§ Description of the task:
Every line of the material below must be repeated exactly.
───── Material shown ─────
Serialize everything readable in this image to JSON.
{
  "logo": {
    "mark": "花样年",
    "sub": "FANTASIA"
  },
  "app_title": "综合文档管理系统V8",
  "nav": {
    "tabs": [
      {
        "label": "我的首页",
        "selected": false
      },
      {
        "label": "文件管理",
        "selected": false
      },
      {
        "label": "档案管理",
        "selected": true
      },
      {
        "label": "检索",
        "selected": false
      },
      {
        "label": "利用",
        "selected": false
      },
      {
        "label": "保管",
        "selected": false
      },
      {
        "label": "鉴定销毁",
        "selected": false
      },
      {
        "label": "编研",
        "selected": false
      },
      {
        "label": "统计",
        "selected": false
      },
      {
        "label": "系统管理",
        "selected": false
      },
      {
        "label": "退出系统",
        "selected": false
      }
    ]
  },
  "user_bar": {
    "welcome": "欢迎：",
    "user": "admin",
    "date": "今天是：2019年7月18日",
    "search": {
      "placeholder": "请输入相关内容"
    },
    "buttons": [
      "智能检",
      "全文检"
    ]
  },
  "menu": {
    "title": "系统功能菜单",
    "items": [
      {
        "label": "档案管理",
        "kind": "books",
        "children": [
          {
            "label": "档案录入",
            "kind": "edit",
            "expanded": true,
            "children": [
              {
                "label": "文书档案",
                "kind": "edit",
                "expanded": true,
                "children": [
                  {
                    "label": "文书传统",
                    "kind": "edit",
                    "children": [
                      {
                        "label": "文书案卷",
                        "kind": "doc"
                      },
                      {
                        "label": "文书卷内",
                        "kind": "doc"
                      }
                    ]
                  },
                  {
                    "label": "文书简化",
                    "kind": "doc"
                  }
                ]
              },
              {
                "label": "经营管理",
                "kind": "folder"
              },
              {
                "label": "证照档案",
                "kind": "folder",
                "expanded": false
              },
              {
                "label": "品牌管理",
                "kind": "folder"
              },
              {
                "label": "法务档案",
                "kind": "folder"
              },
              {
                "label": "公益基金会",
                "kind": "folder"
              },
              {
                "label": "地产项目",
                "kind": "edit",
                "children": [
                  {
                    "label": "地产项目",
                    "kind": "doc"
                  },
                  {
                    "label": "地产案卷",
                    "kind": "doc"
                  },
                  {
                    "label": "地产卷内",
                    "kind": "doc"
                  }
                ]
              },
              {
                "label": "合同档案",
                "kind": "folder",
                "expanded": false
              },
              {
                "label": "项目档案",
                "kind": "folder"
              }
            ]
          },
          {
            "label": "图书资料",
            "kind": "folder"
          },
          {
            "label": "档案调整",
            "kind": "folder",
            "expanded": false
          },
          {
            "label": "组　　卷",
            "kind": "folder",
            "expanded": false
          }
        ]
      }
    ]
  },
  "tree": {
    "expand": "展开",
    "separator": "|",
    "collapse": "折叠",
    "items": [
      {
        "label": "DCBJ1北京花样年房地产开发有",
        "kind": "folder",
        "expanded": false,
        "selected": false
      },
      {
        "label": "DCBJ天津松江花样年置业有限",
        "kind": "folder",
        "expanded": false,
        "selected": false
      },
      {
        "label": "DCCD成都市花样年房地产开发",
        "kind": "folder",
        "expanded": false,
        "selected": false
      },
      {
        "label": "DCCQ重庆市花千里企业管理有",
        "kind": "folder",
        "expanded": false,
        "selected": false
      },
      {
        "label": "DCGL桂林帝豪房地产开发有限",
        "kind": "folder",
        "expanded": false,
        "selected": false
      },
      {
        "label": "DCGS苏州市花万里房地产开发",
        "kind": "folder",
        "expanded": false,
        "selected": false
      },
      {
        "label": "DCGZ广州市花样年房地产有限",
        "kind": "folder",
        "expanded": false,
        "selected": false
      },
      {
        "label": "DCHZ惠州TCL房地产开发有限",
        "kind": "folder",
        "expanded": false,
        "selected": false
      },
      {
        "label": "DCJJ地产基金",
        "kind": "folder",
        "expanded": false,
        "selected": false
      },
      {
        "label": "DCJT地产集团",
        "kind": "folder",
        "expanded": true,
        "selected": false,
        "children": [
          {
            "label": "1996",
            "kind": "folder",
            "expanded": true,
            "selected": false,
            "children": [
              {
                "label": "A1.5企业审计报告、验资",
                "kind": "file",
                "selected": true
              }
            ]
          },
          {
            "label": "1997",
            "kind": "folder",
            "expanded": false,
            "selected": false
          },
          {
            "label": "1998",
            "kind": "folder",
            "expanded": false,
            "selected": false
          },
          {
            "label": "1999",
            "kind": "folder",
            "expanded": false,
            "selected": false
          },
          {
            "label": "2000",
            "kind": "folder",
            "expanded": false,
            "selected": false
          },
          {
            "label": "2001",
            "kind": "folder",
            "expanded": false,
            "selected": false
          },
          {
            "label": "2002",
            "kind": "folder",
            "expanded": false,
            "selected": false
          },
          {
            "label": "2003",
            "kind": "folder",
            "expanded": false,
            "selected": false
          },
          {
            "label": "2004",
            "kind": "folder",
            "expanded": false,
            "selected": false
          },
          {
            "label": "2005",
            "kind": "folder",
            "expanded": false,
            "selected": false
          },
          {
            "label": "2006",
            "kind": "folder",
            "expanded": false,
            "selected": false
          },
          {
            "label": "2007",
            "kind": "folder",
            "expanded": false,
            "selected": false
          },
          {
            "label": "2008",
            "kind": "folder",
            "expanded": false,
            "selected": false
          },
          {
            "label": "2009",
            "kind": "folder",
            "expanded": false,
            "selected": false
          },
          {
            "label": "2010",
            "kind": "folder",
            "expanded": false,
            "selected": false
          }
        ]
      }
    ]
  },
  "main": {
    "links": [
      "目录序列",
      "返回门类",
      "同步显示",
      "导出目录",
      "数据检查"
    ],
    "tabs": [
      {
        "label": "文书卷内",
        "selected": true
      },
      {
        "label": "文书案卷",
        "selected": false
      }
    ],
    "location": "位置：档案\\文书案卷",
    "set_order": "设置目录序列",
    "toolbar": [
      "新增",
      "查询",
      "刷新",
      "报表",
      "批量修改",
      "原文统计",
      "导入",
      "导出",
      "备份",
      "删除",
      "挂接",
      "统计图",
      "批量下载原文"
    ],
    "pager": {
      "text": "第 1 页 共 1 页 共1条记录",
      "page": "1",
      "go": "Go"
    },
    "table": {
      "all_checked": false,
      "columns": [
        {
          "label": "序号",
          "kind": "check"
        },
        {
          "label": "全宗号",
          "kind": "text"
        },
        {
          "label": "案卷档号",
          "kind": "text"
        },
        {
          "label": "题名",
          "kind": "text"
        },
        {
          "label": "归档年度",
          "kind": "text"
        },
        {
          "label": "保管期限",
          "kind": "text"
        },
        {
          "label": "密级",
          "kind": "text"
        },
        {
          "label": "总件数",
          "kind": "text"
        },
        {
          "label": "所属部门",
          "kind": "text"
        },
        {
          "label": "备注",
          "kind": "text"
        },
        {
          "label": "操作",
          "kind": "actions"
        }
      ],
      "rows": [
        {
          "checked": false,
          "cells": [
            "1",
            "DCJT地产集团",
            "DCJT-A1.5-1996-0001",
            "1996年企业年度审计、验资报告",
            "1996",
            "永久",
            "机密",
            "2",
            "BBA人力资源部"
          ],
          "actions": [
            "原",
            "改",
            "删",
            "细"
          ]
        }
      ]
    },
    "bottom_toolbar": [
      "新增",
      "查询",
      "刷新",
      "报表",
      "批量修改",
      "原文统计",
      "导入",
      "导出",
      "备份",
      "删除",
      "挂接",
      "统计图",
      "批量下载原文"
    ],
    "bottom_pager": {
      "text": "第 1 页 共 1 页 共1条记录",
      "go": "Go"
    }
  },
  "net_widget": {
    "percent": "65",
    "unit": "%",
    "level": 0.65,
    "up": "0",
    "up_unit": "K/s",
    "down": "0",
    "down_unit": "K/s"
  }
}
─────
§ Output for this exercise:
Serialize everything readable in this image to JSON.
{
  "logo": {
    "mark": "花样年",
    "sub": "FANTASIA"
  },
  "app_title": "综合文档管理系统V8",
  "nav": {
    "tabs": [
      {
        "label": "我的首页",
        "selected": false
      },
      {
        "label": "文件管理",
        "selected": false
      },
      {
        "label": "档案管理",
        "selected": true
      },
      {
        "label": "检索",
        "selected": false
      },
      {
        "label": "利用",
        "selected": false
      },
      {
        "label": "保管",
        "selected": false
      },
      {
        "label": "鉴定销毁",
        "selected": false
      },
      {
        "label": "编研",
        "selected": false
      },
      {
        "label": "统计",
        "selected": false
      },
      {
        "label": "系统管理",
        "selected": false
      },
      {
        "label": "退出系统",
        "selected": false
      }
    ]
  },
  "user_bar": {
    "welcome": "欢迎：",
    "user": "admin",
    "date": "今天是：2019年7月18日",
    "search": {
      "placeholder": "请输入相关内容"
    },
    "buttons": [
      "智能检",
      "全文检"
    ]
  },
  "menu": {
    "title": "系统功能菜单",
    "items": [
      {
        "label": "档案管理",
        "kind": "books",
        "children": [
          {
            "label": "档案录入",
            "kind": "edit",
            "expanded": true,
            "children": [
              {
                "label": "文书档案",
                "kind": "edit",
                "expanded": true,
                "children": [
                  {
                    "label": "文书传统",
                    "kind": "edit",
                    "children": [
                      {
                        "label": "文书案卷",
                        "kind": "doc"
                      },
                      {
                        "label": "文书卷内",
                        "kind": "doc"
                      }
                    ]
                  },
                  {
                    "label": "文书简化",
                    "kind": "doc"
                  }
                ]
              },
              {
                "label": "经营管理",
                "kind": "folder"
              },
              {
                "label": "证照档案",
                "kind": "folder",
                "expanded": false
              },
              {
                "label": "品牌管理",
                "kind": "folder"
              },
              {
                "label": "法务档案",
                "kind": "folder"
              },
              {
                "label": "公益基金会",
                "kind": "folder"
              },
              {
                "label": "地产项目",
                "kind": "edit",
                "children": [
                  {
                    "label": "地产项目",
                    "kind": "doc"
                  },
                  {
                    "label": "地产案卷",
                    "kind": "doc"
                  },
                  {
                    "label": "地产卷内",
                    "kind": "doc"
                  }
                ]
              },
              {
                "label": "合同档案",
                "kind": "folder",
                "expanded": false
              },
              {
                "label": "项目档案",
                "kind": "folder"
              }
            ]
          },
          {
            "label": "图书资料",
            "kind": "folder"
          },
          {
            "label": "档案调整",
            "kind": "folder",
            "expanded": false
          },
          {
            "label": "组　　卷",
            "kind": "folder",
            "expanded": false
          }
        ]
      }
    ]
  },
  "tree": {
    "expand": "展开",
    "separator": "|",
    "collapse": "折叠",
    "items": [
      {
        "label": "DCBJ1北京花样年房地产开发有",
        "kind": "folder",
        "expanded": false,
        "selected": false
      },
      {
        "label": "DCBJ天津松江花样年置业有限",
        "kind": "folder",
        "expanded": false,
        "selected": false
      },
      {
        "label": "DCCD成都市花样年房地产开发",
        "kind": "folder",
        "expanded": false,
        "selected": false
      },
      {
        "label": "DCCQ重庆市花千里企业管理有",
        "kind": "folder",
        "expanded": false,
        "selected": false
      },
      {
        "label": "DCGL桂林帝豪房地产开发有限",
        "kind": "folder",
        "expanded": false,
        "selected": false
      },
      {
        "label": "DCGS苏州市花万里房地产开发",
        "kind": "folder",
        "expanded": false,
        "selected": false
      },
      {
        "label": "DCGZ广州市花样年房地产有限",
        "kind": "folder",
        "expanded": false,
        "selected": false
      },
      {
        "label": "DCHZ惠州TCL房地产开发有限",
        "kind": "folder",
        "expanded": false,
        "selected": false
      },
      {
        "label": "DCJJ地产基金",
        "kind": "folder",
        "expanded": false,
        "selected": false
      },
      {
        "label": "DCJT地产集团",
        "kind": "folder",
        "expanded": true,
        "selected": false,
        "children": [
          {
            "label": "1996",
            "kind": "folder",
            "expanded": true,
            "selected": false,
            "children": [
              {
                "label": "A1.5企业审计报告、验资",
                "kind": "file",
                "selected": true
              }
            ]
          },
          {
            "label": "1997",
            "kind": "folder",
            "expanded": false,
            "selected": false
          },
          {
            "label": "1998",
            "kind": "folder",
            "expanded": false,
            "selected": false
          },
          {
            "label": "1999",
            "kind": "folder",
            "expanded": false,
            "selected": false
          },
          {
            "label": "2000",
            "kind": "folder",
            "expanded": false,
            "selected": false
          },
          {
            "label": "2001",
            "kind": "folder",
            "expanded": false,
            "selected": false
          },
          {
            "label": "2002",
            "kind": "folder",
            "expanded": false,
            "selected": false
          },
          {
            "label": "2003",
            "kind": "folder",
            "expanded": false,
            "selected": false
          },
          {
            "label": "2004",
            "kind": "folder",
            "expanded": false,
            "selected": false
          },
          {
            "label": "2005",
            "kind": "folder",
            "expanded": false,
            "selected": false
          },
          {
            "label": "2006",
            "kind": "folder",
            "expanded": false,
            "selected": false
          },
          {
            "label": "2007",
            "kind": "folder",
            "expanded": false,
            "selected": false
          },
          {
            "label": "2008",
            "kind": "folder",
            "expanded": false,
            "selected": false
          },
          {
            "label": "2009",
            "kind": "folder",
            "expanded": false,
            "selected": false
          },
          {
            "label": "2010",
            "kind": "folder",
            "expanded": false,
            "selected": false
          }
        ]
      }
    ]
  },
  "main": {
    "links": [
      "目录序列",
      "返回门类",
      "同步显示",
      "导出目录",
      "数据检查"
    ],
    "tabs": [
      {
        "label": "文书卷内",
        "selected": true
      },
      {
        "label": "文书案卷",
        "selected": false
      }
    ],
    "location": "位置：档案\\文书案卷",
    "set_order": "设置目录序列",
    "toolbar": [
      "新增",
      "查询",
      "刷新",
      "报表",
      "批量修改",
      "原文统计",
      "导入",
      "导出",
      "备份",
      "删除",
      "挂接",
      "统计图",
      "批量下载原文"
    ],
    "pager": {
      "text": "第 1 页 共 1 页 共1条记录",
      "page": "1",
      "go": "Go"
    },
    "table": {
      "all_checked": false,
      "columns": [
        {
          "label": "序号",
          "kind": "check"
        },
        {
          "label": "全宗号",
          "kind": "text"
        },
        {
          "label": "案卷档号",
          "kind": "text"
        },
        {
          "label": "题名",
          "kind": "text"
        },
        {
          "label": "归档年度",
          "kind": "text"
        },
        {
          "label": "保管期限",
          "kind": "text"
        },
        {
          "label": "密级",
          "kind": "text"
        },
        {
          "label": "总件数",
          "kind": "text"
        },
        {
          "label": "所属部门",
          "kind": "text"
        },
        {
          "label": "备注",
          "kind": "text"
        },
        {
          "label": "操作",
          "kind": "actions"
        }
      ],
      "rows": [
        {
          "checked": false,
          "cells": [
            "1",
            "DCJT地产集团",
            "DCJT-A1.5-1996-0001",
            "1996年企业年度审计、验资报告",
            "1996",
            "永久",
            "机密",
            "2",
            "BBA人力资源部"
          ],
          "actions": [
            "原",
            "改",
            "删",
            "细"
          ]
        }
      ]
    },
    "bottom_toolbar": [
      "新增",
      "查询",
      "刷新",
      "报表",
      "批量修改",
      "原文统计",
      "导入",
      "导出",
      "备份",
      "删除",
      "挂接",
      "统计图",
      "批量下载原文"
    ],
    "bottom_pager": {
      "text": "第 1 页 共 1 页 共1条记录",
      "go": "Go"
    }
  },
  "net_widget": {
    "percent": "65",
    "unit": "%",
    "level": 0.65,
    "up": "0",
    "up_unit": "K/s",
    "down": "0",
    "down_unit": "K/s"
  }
}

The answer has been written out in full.